*What is required*: Give back the entries exactly as they read, leaving each image out.

*Exercise data*:
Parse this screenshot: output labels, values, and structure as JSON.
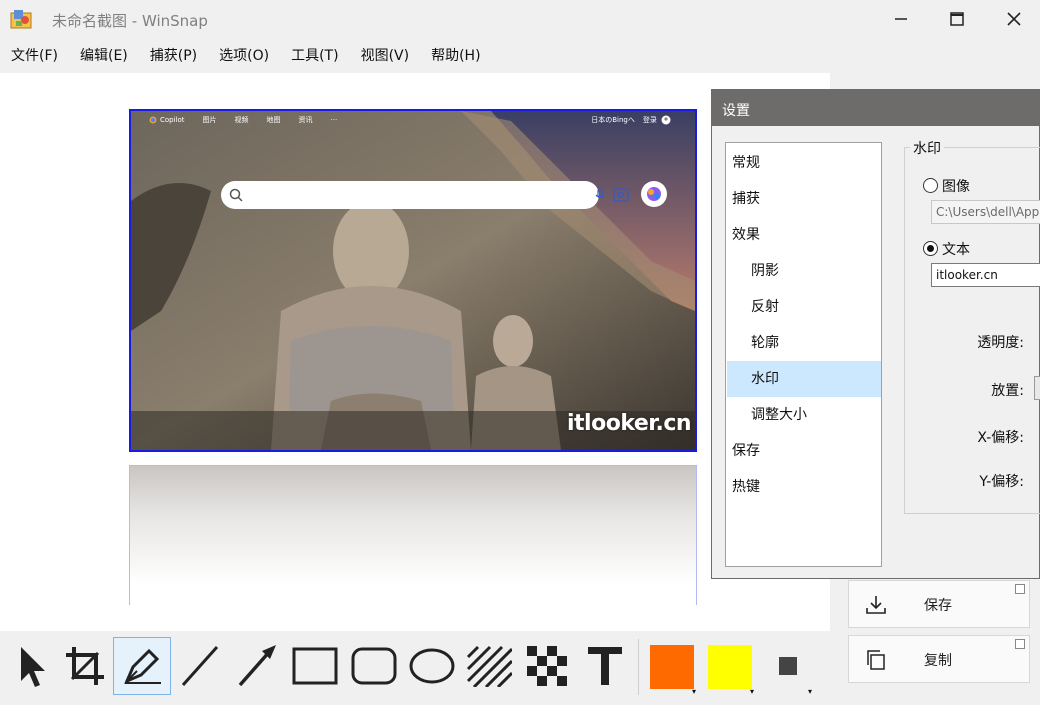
{
  "window": {
    "title": "未命名截图 - WinSnap",
    "minimize_icon": "minimize-icon",
    "maximize_icon": "maximize-icon",
    "close_icon": "close-icon"
  },
  "menu": [
    "文件(F)",
    "编辑(E)",
    "捕获(P)",
    "选项(O)",
    "工具(T)",
    "视图(V)",
    "帮助(H)"
  ],
  "screenshot": {
    "nav": [
      "Copilot",
      "图片",
      "视频",
      "地图",
      "资讯",
      "···"
    ],
    "nav_right": [
      "日本のBingへ",
      "登录"
    ],
    "watermark_text": "itlooker.cn"
  },
  "side_panel": {
    "save_label": "保存",
    "copy_label": "复制"
  },
  "dialog": {
    "title": "设置",
    "nav": {
      "general": "常规",
      "capture": "捕获",
      "effects": "效果",
      "shadow": "阴影",
      "reflection": "反射",
      "outline": "轮廓",
      "watermark": "水印",
      "resize": "调整大小",
      "save": "保存",
      "hotkeys": "热键"
    },
    "selected": "水印",
    "group_title": "水印",
    "image_option": "图像",
    "image_path": "C:\\Users\\dell\\AppD",
    "text_option": "文本",
    "text_value": "itlooker.cn",
    "opacity_label": "透明度:",
    "placement_label": "放置:",
    "x_offset_label": "X-偏移:",
    "y_offset_label": "Y-偏移:"
  },
  "toolbar": {
    "tools": [
      "pointer-icon",
      "crop-icon",
      "pen-icon",
      "line-icon",
      "arrow-icon",
      "rectangle-icon",
      "rounded-rectangle-icon",
      "ellipse-icon",
      "hatch-icon",
      "pixelate-icon",
      "text-icon"
    ],
    "colors": {
      "primary": "#ff6a00",
      "secondary": "#ffff00",
      "tertiary": "#444444"
    }
  },
  "colors": {
    "selection_border": "#1a1ae6",
    "nav_selected_bg": "#cce8ff",
    "dialog_title_bg": "#6e6c6b"
  }
}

*Written response*:
Parse this screenshot: output labels, values, and structure as JSON.
{
  "window": {
    "title": "未命名截图 - WinSnap",
    "minimize_icon": "minimize-icon",
    "maximize_icon": "maximize-icon",
    "close_icon": "close-icon"
  },
  "menu": [
    "文件(F)",
    "编辑(E)",
    "捕获(P)",
    "选项(O)",
    "工具(T)",
    "视图(V)",
    "帮助(H)"
  ],
  "screenshot": {
    "nav": [
      "Copilot",
      "图片",
      "视频",
      "地图",
      "资讯",
      "···"
    ],
    "nav_right": [
      "日本のBingへ",
      "登录"
    ],
    "watermark_text": "itlooker.cn"
  },
  "side_panel": {
    "save_label": "保存",
    "copy_label": "复制"
  },
  "dialog": {
    "title": "设置",
    "nav": {
      "general": "常规",
      "capture": "捕获",
      "effects": "效果",
      "shadow": "阴影",
      "reflection": "反射",
      "outline": "轮廓",
      "watermark": "水印",
      "resize": "调整大小",
      "save": "保存",
      "hotkeys": "热键"
    },
    "selected": "水印",
    "group_title": "水印",
    "image_option": "图像",
    "image_path": "C:\\Users\\dell\\AppD",
    "text_option": "文本",
    "text_value": "itlooker.cn",
    "opacity_label": "透明度:",
    "placement_label": "放置:",
    "x_offset_label": "X-偏移:",
    "y_offset_label": "Y-偏移:"
  },
  "toolbar": {
    "tools": [
      "pointer-icon",
      "crop-icon",
      "pen-icon",
      "line-icon",
      "arrow-icon",
      "rectangle-icon",
      "rounded-rectangle-icon",
      "ellipse-icon",
      "hatch-icon",
      "pixelate-icon",
      "text-icon"
    ],
    "colors": {
      "primary": "#ff6a00",
      "secondary": "#ffff00",
      "tertiary": "#444444"
    }
  },
  "colors": {
    "selection_border": "#1a1ae6",
    "nav_selected_bg": "#cce8ff",
    "dialog_title_bg": "#6e6c6b"
  }
}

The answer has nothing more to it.